The Tigers, of all teams, need to get some production from their home grown players. Currently, Castellanos and James McCann, and possibly Tyler Collins, are the only inexpensive players drafted and developed by the club who are expected to be part of the everyday lineup. Under former GM Dave Dombrowski the Tigers had been trading away every prospect who appeared on the radar screen, in exchange for major league talent, with the result being a top heavy payroll while struggling to fill out a full quality roster. So, if they're going to trade one of those few home grown players, there must be a unique fit for the club.
With a payroll that is on target to surpass the $189 million mark after which they will have to pay a 17.5% luxury tax on any additional player salaries added, the Tigers are struggling to make up the offensive production lost by the departure of Yoenis Cespedes from left field.
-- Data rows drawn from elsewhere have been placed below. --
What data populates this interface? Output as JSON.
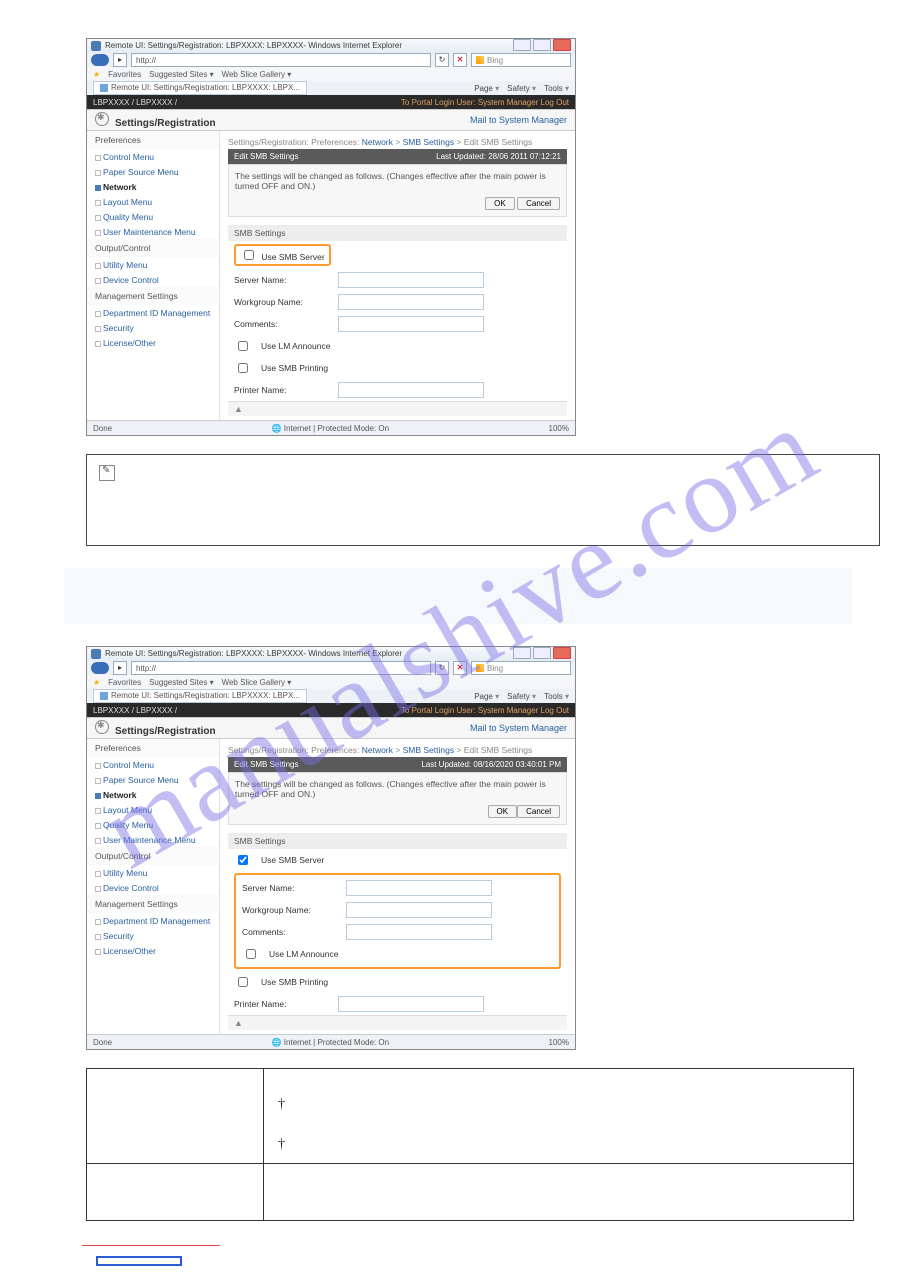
{
  "watermark": "manualshive.com",
  "browser": {
    "title": "Remote UI: Settings/Registration: LBPXXXX: LBPXXXX- Windows Internet Explorer",
    "url": "http://",
    "search": "Bing",
    "favorites_label": "Favorites",
    "suggested": "Suggested Sites ▾",
    "webslice": "Web Slice Gallery ▾",
    "tab": "Remote UI: Settings/Registration: LBPXXXX: LBPX...",
    "tools": {
      "page": "Page",
      "safety": "Safety",
      "tools": "Tools"
    },
    "status_done": "Done",
    "status_net": "Internet | Protected Mode: On",
    "zoom": "100%"
  },
  "portal": {
    "device": "LBPXXXX / LBPXXXX /",
    "links": "To Portal   Login User: System Manager Log Out",
    "sr_title": "Settings/Registration",
    "mail_link": "Mail to System Manager"
  },
  "sidebar": {
    "preferences": "Preferences",
    "items1": [
      "Control Menu",
      "Paper Source Menu",
      "Network",
      "Layout Menu",
      "Quality Menu",
      "User Maintenance Menu"
    ],
    "output": "Output/Control",
    "items2": [
      "Utility Menu",
      "Device Control"
    ],
    "mgmt": "Management Settings",
    "items3": [
      "Department ID Management",
      "Security",
      "License/Other"
    ]
  },
  "crumb": {
    "text_a": "Settings/Registration: Preferences:",
    "net": "Network",
    "smb": "SMB Settings",
    "edit": "Edit SMB Settings"
  },
  "editbar1": {
    "title": "Edit SMB Settings",
    "updated": "Last Updated: 28/06 2011 07:12:21"
  },
  "editbar2": {
    "title": "Edit SMB Settings",
    "updated": "Last Updated: 08/16/2020 03:40:01 PM"
  },
  "notice": "The settings will be changed as follows. (Changes effective after the main power is turned OFF and ON.)",
  "btn": {
    "ok": "OK",
    "cancel": "Cancel"
  },
  "smb": {
    "section": "SMB Settings",
    "use_server": "Use SMB Server",
    "server_name": "Server Name:",
    "workgroup": "Workgroup Name:",
    "comments": "Comments:",
    "lm": "Use LM Announce",
    "printing": "Use SMB Printing",
    "printer": "Printer Name:"
  },
  "pager": "▲"
}
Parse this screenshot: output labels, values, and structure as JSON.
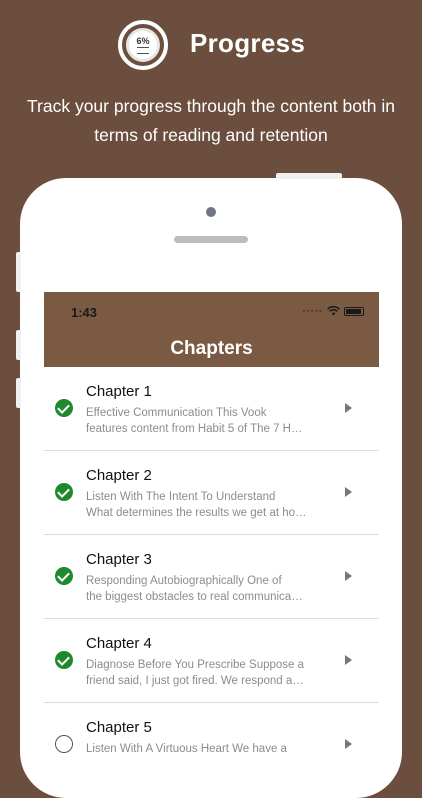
{
  "header": {
    "badge_percent": "6%",
    "title": "Progress",
    "subtitle": "Track your progress through the content both in terms of reading and retention"
  },
  "status_bar": {
    "time": "1:43",
    "signal_dots": "•••••"
  },
  "navbar": {
    "title": "Chapters"
  },
  "chapters": [
    {
      "title": "Chapter 1",
      "line1": "Effective Communication This Vook",
      "line2": "features content from Habit 5 of The 7 H…",
      "completed": true
    },
    {
      "title": "Chapter 2",
      "line1": " Listen With The Intent To Understand",
      "line2": "What determines the results we get at ho…",
      "completed": true
    },
    {
      "title": "Chapter 3",
      "line1": " Responding Autobiographically One of",
      "line2": "the biggest obstacles to real communica…",
      "completed": true
    },
    {
      "title": "Chapter 4",
      "line1": " Diagnose Before You Prescribe Suppose a",
      "line2": "friend said, I just got fired. We respond a…",
      "completed": true
    },
    {
      "title": "Chapter 5",
      "line1": " Listen With A Virtuous Heart We have a",
      "line2": "",
      "completed": false
    }
  ],
  "colors": {
    "background": "#6b4e3d",
    "navbar": "#7b5a43",
    "check": "#1e8a2e"
  }
}
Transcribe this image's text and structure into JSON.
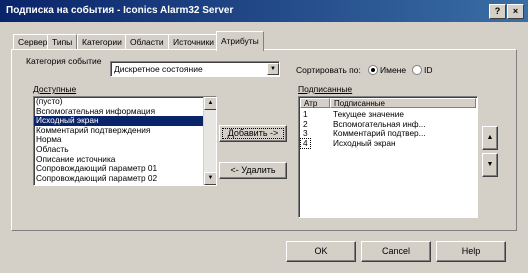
{
  "window": {
    "title": "Подписка на события - Iconics Alarm32 Server",
    "help_btn": "?",
    "close_btn": "×"
  },
  "tabs": [
    {
      "label": "Сервер",
      "active": false
    },
    {
      "label": "Типы",
      "active": false
    },
    {
      "label": "Категории",
      "active": false
    },
    {
      "label": "Области",
      "active": false
    },
    {
      "label": "Источники",
      "active": false
    },
    {
      "label": "Атрибуты",
      "active": true
    }
  ],
  "category": {
    "label": "Категория событие",
    "value": "Дискретное состояние"
  },
  "sort": {
    "label": "Сортировать по:",
    "options": [
      {
        "label": "Именe",
        "selected": true
      },
      {
        "label": "ID",
        "selected": false
      }
    ]
  },
  "available": {
    "label": "Доступные",
    "items": [
      {
        "text": "(пусто)",
        "selected": false
      },
      {
        "text": "Вспомогательная информация",
        "selected": false
      },
      {
        "text": "Исходный экран",
        "selected": true
      },
      {
        "text": "Комментарий подтверждения",
        "selected": false
      },
      {
        "text": "Норма",
        "selected": false
      },
      {
        "text": "Область",
        "selected": false
      },
      {
        "text": "Описание источника",
        "selected": false
      },
      {
        "text": "Сопровождающий параметр 01",
        "selected": false
      },
      {
        "text": "Сопровождающий параметр 02",
        "selected": false
      }
    ]
  },
  "buttons": {
    "add": "Добавить ->",
    "remove": "<- Удалить",
    "ok": "OK",
    "cancel": "Cancel",
    "help": "Help"
  },
  "subscribed": {
    "label": "Подписанные",
    "columns": [
      "Атр",
      "Подписанные"
    ],
    "rows": [
      {
        "attr": "1",
        "name": "Текущее значение"
      },
      {
        "attr": "2",
        "name": "Вспомогательная инф..."
      },
      {
        "attr": "3",
        "name": "Комментарий подтвер..."
      },
      {
        "attr": "4",
        "name": "Исходный экран"
      }
    ]
  }
}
There is no money to be saved by dealing Castellanos, who earns near the major league minimum. At best, the Tigers might be able to move him for a similarly cost-controlled player who brings more offensive production. They would need to see a greater marginal difference in the player acquired over what they have in left field, than they would lose by subbing out Castellanos for Dixon Machado or Mike Aviles.
While it is true that progress has been slow for Castellanos in his first two full seasons in the major leagues, BYB's Matt Comley illustrated in this article that there were signs of a breakout at the plate in the second half of the 2015 season, with the Royals' late blooming Mike Moustakas being the most comparable player. BYB also broke down his improvement both at the plate and in the field in this post season review. He batted .269 with .322 OBP and..478 slugging for an OPS of .800 and a wOBA of .342 after the All-Star break. Replacing those numbers for the same or less money would be difficult.
There is work to be done, for sure, and Castellanos needs to show improvement as he enters his arbitration eligible seasons and begins to get more expensive to retain, but all signs are that the Tigers are vested in his future. In fact, the Tigers' new general manager, Al Avila, has made a point of retaining the team's recently acquired young pitching prospects where it would have been easy to exchange them for experienced major league players to fill some of the holes on the roster.
It would take a unique situation for the Tigers to be willing to trade Castellanos. Perhaps a team looking for a third baseman with some extra depth in the corner outfield positions could be interested in such a trade. It would be a move for instant gratification, with the risk that the Tigers' former first-round draft pick has a breakout season at age 24 or 25, playing in another uniform. I wouldn't bet on that happening.